With any new test, hiccups are to be expected, particularly given how little we know about this novel coronavirus, and how quickly the test was developed.

But in October of 2017, a full 5 years after MERS-CoV was first identified, we look at study in AJIC: Intermittent Positive Testing For MERS-CoV, that found intermittent positive results for MERS-CoV on reverse-transcription polymerase chain reaction (RT-PCR) tests were still a problem. The authors (including Memish and Al-Tawfiq) wrote:
Our data indicate that 2 to 3 nasopharyngeal samples are needed to produce the highest yield of positive results for MERS-CoV. In addition, 2 negative results 48 hours apart with clinical improvement or stabilization are needed to clear patients from MERS-CoV. Evaluation of the yield of sputum samples is needed to assess the effectiveness against nasopharyngeal swabs.
Accordingly, the CDC's interim recommendations for specimen collection for MERS are more rigorous, calling for `Collection of all three specimen types (not just one or two of the three), lower respiratory, upper respiratory and serum specimens for testing using the CDC MERS rRT-PCR assay is recommended.'
In recent day there have been reports out of China that their test kits may only pick up 30% to 50% of infected cases, and last night's inclusion of nearly 15,000 clinically diagnosed cases (without a positive lab test) would seem to bolster those claims. 
Two days ago, in Japan MOH: 2 Wuhan Evacuees Test Positive For Coronavirus 10 Days After Returnwe saw a report on two cases who initially tested negative - one tested negative twice (once even after a fever and cough appeared) - who developed COVID-19 more than 10 days after returning from Wuhan.

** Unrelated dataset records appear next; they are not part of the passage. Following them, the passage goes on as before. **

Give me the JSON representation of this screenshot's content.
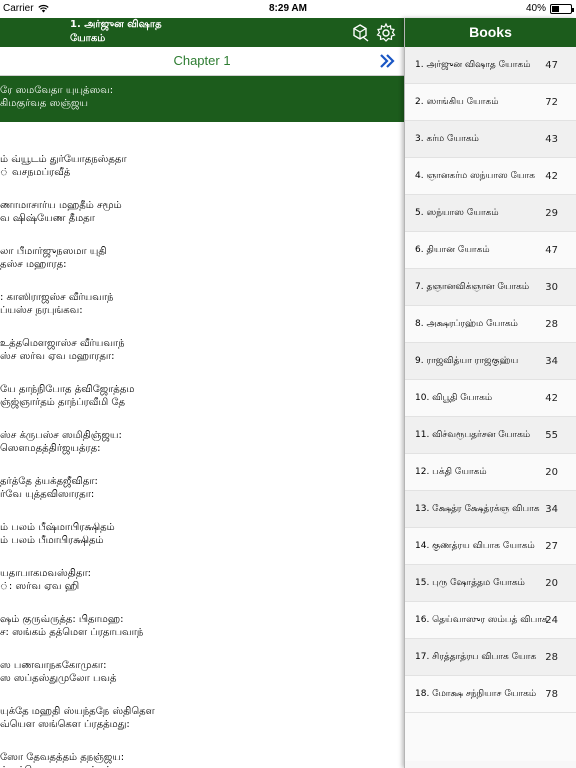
{
  "status_bar": {
    "carrier": "Carrier",
    "time": "8:29 AM",
    "battery": "40%",
    "battery_level": 0.4
  },
  "reader": {
    "title": "1. அர்ஜுன விஷாத\nயோகம்",
    "chapter_label": "Chapter 1",
    "highlighted_verse": "ரே ஸமவேதா யுயுத்ஸவ:\nகிமகுர்வத ஸஞ்ஜய",
    "verses": [
      "ம் வ்யூடம் துர்யோதநஸ்ததா\n் வசநமப்ரவீத்",
      "ணாமாசார்ய மஹதீம் சமூம்\nவ ஷிஷ்யேண தீமதா",
      "லா பீமார்ஜுநஸமா யுதி\nதஸ்ச மஹாரத:",
      ": காஸிராஜஸ்ச வீர்யவாந்\nப்யஸ்ச நரபுங்கவ:",
      "உத்தமௌஜாஸ்ச வீர்யவாந்\nஸ்ச ஸர்வ ஏவ மஹாரதா:",
      "யே தாந்நிபோத த்விஜோத்தம\nஞ்ஜ்ஞார்தம் தாந்ப்ரவீமி தே",
      "ஸ்ச க்ருபஸ்ச ஸமிதிஞ்ஜய:\nஸௌமதத்திர்ஜயத்ரத:",
      "தர்த்தே த்யக்தஜீவிதா:\nர்வே யுத்தவிஸாரதா:",
      "ம் பலம் பீஷ்மாபிரக்ஷிதம்\nம் பலம் பீமாபிரக்ஷிதம்",
      "யதாபாகமவஸ்திதா:\n்: ஸர்வ ஏவ ஹி",
      "ஷம் குருவ்ருத்த: பிதாமஹ:\nச: ஸங்கம் தத்மௌ ப்ரதாபவாந்",
      "ஸ பணவாநககோமுகா:\nஸ ஸப்தஸ்துமுலோ பவத்",
      "யுக்தே மஹதி ஸ்யந்தநே ஸ்திதௌ\nவ்யௌ ஸங்கௌ ப்ரதத்மது:",
      "ஸோ தேவதத்தம் தநஞ்ஜய:\nம் தத்மௌ மஹாஸங்கம்"
    ],
    "icons": {
      "share": "share-icon",
      "settings": "gear-icon",
      "next": "double-chevron-right-icon"
    }
  },
  "books_panel": {
    "title": "Books",
    "items": [
      {
        "name": "1. அர்ஜுன விஷாத யோகம்",
        "count": "47"
      },
      {
        "name": "2. ஸாங்கிய யோகம்",
        "count": "72"
      },
      {
        "name": "3. கர்ம யோகம்",
        "count": "43"
      },
      {
        "name": "4. ஞானகர்ம ஸந்யாஸ யோக",
        "count": "42"
      },
      {
        "name": "5. ஸந்யாஸ யோகம்",
        "count": "29"
      },
      {
        "name": "6. தியான யோகம்",
        "count": "47"
      },
      {
        "name": "7. தஞானவிக்ஞான யோகம்",
        "count": "30"
      },
      {
        "name": "8. அக்ஷரப்ரஹ்ம யோகம்",
        "count": "28"
      },
      {
        "name": "9. ராஜவித்யா ராஜகுஹ்ய",
        "count": "34"
      },
      {
        "name": "10. விபூதி யோகம்",
        "count": "42"
      },
      {
        "name": "11. விச்வரூபதர்சன யோகம்",
        "count": "55"
      },
      {
        "name": "12. பக்தி யோகம்",
        "count": "20"
      },
      {
        "name": "13. க்ஷேத்ர க்ஷேத்ரக்ஞ விபாக",
        "count": "34"
      },
      {
        "name": "14. குணத்ரய விபாக யோகம்",
        "count": "27"
      },
      {
        "name": "15. புரு ஷோத்தம யோகம்",
        "count": "20"
      },
      {
        "name": "16. தெய்வாஸுர ஸம்பத் விபாக",
        "count": "24"
      },
      {
        "name": "17. சிரத்தாத்ரய விபாக யோக",
        "count": "28"
      },
      {
        "name": "18. மோக்ஷ சந்நியாச யோகம்",
        "count": "78"
      }
    ]
  },
  "colors": {
    "header_green": "#1c5c1c",
    "chapter_green": "#2e7d32",
    "accent_blue": "#1a56c4"
  }
}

To all of this we can add a study - published yesterday - in Radiology, that found multiple patients with positive chest CTs and other symptoms who continued to test negative for the novel coronavirus.

Radiology. 2020 Feb 12:200343. doi: 10.1148/radiol.2020200343. [Epub ahead of print]
Chest CT for Typical 2019-nCoV Pneumonia: Relationship to Negative RT-PCR Testing.
Xie X1, Zhong Z1, Zhao W1, Zheng C1, Wang F1, Liu J1.

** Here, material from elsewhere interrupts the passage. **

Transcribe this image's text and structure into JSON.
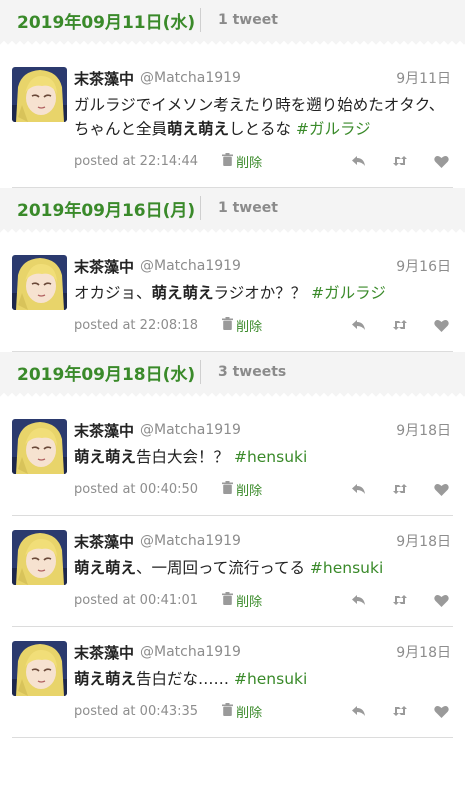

Some patients with positive chest CT findings may present with negative results of real time reverse-transcription-polymerase chain- reaction (RT-PCR) for 2019 novel coronavirus (2019-nCoV)
In this report, we present chest CT findings from five patients with 2019-nCoV infection who had initial negative RT-PCR results. All five patients had typical imaging findings, including ground-glass opacity (GGO) (5 patients) and/or mixed GGO and mixed consolidation (2 patients).
After isolation for presumed 2019-nCoV pneumonia, all patients were eventually confirmed with 2019-nCoV infection by repeated swab tests. A combination of repeated swab tests and CT scanning may be helpful when for individuals with high clinical suspicion of nCoV infection but negative RT-PCR screening.
Given the challenges we've seen in the past with obtaining accurate lab tests on deep lung infections from avian flu and MERS-CoV,  the limitations and problems with our current lab tests are not surprising.
While I expect testing will improve in the days and weeks ahead, there will likely never be a 100% reliable test for this novel coronavirus 
Between sub-optimal sample collection, intermittent viral shedding by the host, sample degradation during transport, and the limitations of the test itself, some false negatives are inevitable.
While expected, this does make this novel coronavirus harder to contain. No matter how diligently countries test, some infected cases will get through the screening process. 
Which means that when we hear that Country X has only 5 cases, or that Country Z has none, we need to take that information with a sizable grain of salt.